Another part of the regulation states that a province may also take over the authority of a district or municipality in certain fields as long as this is agreed by both parties and approved by central government. This would seem to pave the way for transfer of most authority to provincial level, as long as district level governments comply.

It is likely that implementing regulations now being drafted will attempt to continue this shift from district to provincial level. The regulation concerning mining, being prepared by a team under the director-general of mines, Surna Djajadiningrat, is one example. According to Surna, the regulation will state who has the power to sign contracts of work, how to resolve disputes and lay down certain criteria for worker safety, environmental protection and other issues. Surna said he expects the right to award future contracts of work (CoWs) and exploration licences will be given to provincial [not district] governments. Even then, the ultimate decision will be retained by Jakarta, as it is now:

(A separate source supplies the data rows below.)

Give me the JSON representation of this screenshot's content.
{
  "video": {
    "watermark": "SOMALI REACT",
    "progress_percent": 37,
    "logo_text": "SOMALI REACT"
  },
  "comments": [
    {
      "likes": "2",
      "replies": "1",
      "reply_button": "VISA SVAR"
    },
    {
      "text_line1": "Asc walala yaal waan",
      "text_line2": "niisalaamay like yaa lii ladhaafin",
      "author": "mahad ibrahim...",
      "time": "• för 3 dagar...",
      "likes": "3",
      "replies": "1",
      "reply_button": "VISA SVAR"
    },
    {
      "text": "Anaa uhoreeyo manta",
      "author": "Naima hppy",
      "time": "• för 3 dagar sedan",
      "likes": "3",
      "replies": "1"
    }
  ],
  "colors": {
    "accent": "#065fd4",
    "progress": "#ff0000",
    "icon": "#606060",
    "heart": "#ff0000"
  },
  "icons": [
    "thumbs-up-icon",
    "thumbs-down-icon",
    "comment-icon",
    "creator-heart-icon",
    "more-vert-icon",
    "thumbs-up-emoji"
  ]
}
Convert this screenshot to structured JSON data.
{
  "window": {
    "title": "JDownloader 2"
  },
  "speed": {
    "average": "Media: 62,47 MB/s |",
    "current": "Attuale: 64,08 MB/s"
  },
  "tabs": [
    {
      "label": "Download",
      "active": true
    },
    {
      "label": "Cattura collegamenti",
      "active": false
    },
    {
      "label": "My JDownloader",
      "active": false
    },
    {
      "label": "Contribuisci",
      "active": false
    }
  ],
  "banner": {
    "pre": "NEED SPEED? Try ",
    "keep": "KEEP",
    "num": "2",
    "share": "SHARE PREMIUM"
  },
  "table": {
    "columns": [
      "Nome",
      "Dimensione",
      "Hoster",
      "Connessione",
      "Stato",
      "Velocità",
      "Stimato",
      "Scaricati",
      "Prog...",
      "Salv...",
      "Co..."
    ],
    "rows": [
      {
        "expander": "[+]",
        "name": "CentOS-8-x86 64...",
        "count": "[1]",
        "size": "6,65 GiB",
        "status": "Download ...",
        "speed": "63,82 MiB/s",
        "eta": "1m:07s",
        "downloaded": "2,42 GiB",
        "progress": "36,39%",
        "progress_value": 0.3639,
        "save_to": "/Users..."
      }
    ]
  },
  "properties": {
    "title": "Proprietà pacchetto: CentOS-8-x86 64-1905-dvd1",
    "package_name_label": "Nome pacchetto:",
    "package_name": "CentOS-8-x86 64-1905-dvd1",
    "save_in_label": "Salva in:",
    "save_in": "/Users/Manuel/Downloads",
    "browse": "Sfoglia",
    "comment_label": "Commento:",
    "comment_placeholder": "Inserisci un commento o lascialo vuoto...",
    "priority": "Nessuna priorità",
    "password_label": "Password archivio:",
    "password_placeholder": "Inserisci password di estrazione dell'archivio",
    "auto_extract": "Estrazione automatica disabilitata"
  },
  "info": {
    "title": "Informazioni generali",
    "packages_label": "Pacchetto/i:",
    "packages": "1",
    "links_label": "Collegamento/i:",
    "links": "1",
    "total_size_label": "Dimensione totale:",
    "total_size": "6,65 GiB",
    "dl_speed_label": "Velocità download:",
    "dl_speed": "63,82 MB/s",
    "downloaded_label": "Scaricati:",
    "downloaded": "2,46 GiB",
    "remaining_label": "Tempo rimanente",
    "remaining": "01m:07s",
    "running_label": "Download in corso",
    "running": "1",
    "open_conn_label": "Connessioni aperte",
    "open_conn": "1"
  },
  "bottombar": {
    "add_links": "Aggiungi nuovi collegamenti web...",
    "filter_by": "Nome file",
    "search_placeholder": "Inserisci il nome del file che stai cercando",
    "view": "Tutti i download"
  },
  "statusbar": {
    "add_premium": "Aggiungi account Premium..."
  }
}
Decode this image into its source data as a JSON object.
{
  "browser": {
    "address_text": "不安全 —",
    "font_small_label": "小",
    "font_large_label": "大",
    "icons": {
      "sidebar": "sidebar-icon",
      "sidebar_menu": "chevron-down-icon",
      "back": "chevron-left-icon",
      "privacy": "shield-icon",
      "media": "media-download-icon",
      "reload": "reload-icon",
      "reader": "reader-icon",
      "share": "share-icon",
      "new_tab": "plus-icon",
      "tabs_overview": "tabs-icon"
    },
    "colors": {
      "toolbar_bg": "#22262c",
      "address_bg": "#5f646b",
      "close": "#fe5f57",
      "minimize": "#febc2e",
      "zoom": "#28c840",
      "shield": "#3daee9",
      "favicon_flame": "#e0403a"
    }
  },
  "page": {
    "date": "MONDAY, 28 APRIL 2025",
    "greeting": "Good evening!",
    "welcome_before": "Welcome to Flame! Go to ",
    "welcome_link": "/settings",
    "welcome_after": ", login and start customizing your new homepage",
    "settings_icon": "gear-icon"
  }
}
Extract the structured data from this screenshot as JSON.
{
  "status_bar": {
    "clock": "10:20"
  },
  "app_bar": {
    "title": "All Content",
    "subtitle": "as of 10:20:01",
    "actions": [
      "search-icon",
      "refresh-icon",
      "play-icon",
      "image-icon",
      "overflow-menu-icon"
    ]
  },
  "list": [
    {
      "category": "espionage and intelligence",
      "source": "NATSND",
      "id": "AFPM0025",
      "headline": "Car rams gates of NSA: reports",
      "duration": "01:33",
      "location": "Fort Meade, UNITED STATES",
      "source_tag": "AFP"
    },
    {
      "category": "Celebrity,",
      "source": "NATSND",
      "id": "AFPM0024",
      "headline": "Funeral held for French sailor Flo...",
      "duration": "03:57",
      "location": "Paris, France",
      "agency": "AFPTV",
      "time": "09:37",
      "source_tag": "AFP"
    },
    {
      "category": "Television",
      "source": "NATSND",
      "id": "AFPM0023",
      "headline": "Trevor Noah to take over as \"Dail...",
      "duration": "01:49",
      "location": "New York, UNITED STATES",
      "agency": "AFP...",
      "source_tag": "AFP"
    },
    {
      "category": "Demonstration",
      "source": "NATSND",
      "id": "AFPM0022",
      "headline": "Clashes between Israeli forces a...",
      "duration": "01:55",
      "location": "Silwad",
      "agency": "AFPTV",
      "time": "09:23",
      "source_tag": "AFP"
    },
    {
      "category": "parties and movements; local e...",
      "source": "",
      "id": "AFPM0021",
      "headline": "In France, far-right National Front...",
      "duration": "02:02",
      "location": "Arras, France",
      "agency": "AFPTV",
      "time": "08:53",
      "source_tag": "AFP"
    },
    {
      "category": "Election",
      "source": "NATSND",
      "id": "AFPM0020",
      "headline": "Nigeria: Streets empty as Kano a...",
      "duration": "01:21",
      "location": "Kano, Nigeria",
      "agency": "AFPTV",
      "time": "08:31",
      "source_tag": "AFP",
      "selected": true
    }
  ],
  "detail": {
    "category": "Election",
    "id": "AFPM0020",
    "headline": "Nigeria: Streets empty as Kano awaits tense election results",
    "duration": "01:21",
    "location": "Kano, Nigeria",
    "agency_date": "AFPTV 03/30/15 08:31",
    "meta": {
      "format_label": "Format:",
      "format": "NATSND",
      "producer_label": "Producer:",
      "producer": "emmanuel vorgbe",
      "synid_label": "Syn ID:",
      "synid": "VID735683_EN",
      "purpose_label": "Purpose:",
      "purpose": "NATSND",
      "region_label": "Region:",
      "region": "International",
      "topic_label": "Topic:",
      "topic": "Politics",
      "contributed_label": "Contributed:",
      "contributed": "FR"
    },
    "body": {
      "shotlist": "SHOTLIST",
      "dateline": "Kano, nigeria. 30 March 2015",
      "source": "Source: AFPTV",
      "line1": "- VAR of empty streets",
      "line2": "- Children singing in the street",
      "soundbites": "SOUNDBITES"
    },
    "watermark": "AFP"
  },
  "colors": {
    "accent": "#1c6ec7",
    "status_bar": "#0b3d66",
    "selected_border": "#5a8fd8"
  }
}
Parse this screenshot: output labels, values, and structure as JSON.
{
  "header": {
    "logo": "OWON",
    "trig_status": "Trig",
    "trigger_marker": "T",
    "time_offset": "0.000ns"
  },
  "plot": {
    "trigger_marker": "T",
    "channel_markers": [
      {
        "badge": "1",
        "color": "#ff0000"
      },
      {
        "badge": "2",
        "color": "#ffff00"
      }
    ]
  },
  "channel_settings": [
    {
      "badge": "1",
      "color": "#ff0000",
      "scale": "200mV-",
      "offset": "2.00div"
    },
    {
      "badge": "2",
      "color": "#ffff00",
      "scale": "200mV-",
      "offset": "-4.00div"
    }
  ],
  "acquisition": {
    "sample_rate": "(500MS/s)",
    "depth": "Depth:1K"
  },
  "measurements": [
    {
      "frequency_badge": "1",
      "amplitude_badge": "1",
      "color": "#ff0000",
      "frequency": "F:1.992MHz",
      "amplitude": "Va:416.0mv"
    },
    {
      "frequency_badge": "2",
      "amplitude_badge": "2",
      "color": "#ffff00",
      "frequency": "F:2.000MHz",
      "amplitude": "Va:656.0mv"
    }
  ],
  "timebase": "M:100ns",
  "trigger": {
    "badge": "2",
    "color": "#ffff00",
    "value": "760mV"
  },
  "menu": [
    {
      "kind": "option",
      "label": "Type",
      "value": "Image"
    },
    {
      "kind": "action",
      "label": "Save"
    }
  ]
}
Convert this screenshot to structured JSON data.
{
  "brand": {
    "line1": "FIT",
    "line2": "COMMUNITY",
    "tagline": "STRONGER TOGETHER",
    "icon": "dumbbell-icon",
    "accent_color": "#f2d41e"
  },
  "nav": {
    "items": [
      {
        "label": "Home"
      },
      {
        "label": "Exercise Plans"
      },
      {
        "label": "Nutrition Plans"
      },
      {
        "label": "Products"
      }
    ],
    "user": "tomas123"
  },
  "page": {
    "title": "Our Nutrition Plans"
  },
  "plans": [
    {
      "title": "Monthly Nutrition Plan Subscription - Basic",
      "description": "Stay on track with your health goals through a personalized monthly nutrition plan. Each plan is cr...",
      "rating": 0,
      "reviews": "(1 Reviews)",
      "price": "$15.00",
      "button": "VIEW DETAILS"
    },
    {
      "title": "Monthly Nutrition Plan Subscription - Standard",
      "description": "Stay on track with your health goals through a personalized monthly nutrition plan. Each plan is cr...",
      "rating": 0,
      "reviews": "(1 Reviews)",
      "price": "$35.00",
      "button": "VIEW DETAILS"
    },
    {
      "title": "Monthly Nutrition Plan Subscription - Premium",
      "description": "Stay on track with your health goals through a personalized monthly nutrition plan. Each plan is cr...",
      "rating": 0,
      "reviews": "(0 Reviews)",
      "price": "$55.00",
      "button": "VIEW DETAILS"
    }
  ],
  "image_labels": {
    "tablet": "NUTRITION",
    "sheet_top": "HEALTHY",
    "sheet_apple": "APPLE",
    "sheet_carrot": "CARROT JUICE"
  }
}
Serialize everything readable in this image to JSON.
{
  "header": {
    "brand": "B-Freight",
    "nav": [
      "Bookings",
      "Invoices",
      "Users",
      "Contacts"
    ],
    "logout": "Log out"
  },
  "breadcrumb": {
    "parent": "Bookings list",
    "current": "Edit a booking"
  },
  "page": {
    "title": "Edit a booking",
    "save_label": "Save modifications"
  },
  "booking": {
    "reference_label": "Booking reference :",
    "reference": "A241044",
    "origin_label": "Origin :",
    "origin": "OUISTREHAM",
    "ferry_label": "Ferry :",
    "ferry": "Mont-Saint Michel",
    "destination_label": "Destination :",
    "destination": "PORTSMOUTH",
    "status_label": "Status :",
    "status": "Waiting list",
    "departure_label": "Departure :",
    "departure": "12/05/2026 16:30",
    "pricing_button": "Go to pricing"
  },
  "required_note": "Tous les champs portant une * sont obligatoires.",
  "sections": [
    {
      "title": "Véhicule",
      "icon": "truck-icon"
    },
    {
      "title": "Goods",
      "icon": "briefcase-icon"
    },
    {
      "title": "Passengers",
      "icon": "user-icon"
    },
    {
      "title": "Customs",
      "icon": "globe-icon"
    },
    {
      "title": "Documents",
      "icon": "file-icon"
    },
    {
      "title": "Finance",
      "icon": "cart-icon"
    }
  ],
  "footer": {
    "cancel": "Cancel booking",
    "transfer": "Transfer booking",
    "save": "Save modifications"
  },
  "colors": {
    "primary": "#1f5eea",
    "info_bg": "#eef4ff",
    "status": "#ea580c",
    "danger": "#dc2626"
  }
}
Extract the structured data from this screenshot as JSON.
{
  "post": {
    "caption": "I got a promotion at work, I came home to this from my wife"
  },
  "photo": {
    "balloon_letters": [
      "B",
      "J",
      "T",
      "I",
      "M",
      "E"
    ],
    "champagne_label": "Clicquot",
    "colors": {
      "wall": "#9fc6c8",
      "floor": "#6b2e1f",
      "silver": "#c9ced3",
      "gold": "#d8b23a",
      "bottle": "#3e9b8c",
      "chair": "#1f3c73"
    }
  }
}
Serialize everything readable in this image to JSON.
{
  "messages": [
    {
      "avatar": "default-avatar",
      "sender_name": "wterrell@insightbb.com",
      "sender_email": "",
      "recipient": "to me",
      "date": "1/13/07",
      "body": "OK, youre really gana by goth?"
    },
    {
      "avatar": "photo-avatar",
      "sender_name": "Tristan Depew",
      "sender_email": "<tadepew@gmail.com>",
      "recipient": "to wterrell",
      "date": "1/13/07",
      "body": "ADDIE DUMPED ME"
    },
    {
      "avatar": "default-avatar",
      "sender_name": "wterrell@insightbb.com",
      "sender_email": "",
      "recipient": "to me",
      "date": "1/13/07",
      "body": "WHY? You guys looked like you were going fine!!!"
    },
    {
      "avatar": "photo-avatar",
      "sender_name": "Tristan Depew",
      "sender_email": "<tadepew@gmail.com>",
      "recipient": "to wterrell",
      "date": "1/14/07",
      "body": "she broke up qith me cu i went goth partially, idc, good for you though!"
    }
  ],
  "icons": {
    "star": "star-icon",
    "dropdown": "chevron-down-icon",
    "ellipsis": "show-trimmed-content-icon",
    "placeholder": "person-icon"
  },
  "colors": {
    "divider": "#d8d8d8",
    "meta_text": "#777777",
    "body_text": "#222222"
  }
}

"the process will be done at the provincial level, but it has to be approved by central government." [our emphasis].

So much for his attempts to convince the governors and district heads that "we don't want to hold on to the power". (Dow Jones Newswires 25/May/2000)

* Trevor Buising 'A Century of Decentralisation' in Inside Indonesia July-September 2000
# See A. Booth 'The current regional crisis in Indonesia: were economic policies to blame?' School of Oriental and African Studies, University of London, June 2000.


Forestry Minister "rejects" autonomy

There is also a tug of war being played out within the Wahid cabinet. Regional autonomy minister Ryaas Rasyid is known to be in favour of devolution of power, for example, but the Home Affairs Minister, Lt. Gen. (ret.) Surjadi Soedirdja is known to be reluctant to hand over any control. Opposition to economic decentralisation has also come from Nur Mahmudi Ismail, the forestry and plantations minister. His department is responsible for a vast 147 million hectares - or about 78% of Indonesia's total land area. Of this, according to recent official data, 41 million hectares is classified as production forest, currently under 320 concessions. The forestry ministry is proving to be resistant to the idea of giving up control over this vast resource.

A meeting between regional autonomy minister's assistant, Andi Mallarangeng and forestry ministry officials ended in disagreement and harsh words in May. "I'm very disappointed with the forestry ministry's refusal to decentralise its authority in managing forests to local administrations," Mallarangeng told the Jakarta Post (3/May/00). "This means the ministry rejects regional autonomy." He said the ministry was resistant to decentralisation because they felt that local administrations lacked skilled staff to manage forestry affairs, but Mallarangeng rejected this argument: "The key issue is whether the forestry ministry is ready to hand over all the benefits it has enjoyed so far," he said, adding that the forestry sector was in the past a "fertile" sector for corruption. He said the monitoring of forest concessionaires and the management of state-owned forestry firms PT Inhutani and PT Perhutani would be the responsibility of the local administrations.

But the forestry ministry has other ideas. Not only has Nur Mahmudi announced a plan which retains a key role for his Jakarta ministry, but he has also proposed a revenue share-out system that is less favourable to local governments and which appears to go against the ratios set out in law 25/1999. His proposal is to put all forestry concessions in the hands of the state forestry companies. Private companies wishing to extract timber would work under contract with PT Inhutani, instead of holding the concessions themselves. The regional government would take decisions on awarding these contracts.

The proposed division of revenues under this system is 30% for the centre and 70% for the regions, with this being divided 30% to provinces, 30% to districts and 10% for "community development."(See Republika Online 23/May/00)

This is different to the division set out in law 25/1999 which says 20% should go to the centre, 80% to the regions, of which 64% is to go to the kabupatens and only 16% to the provinces (see table).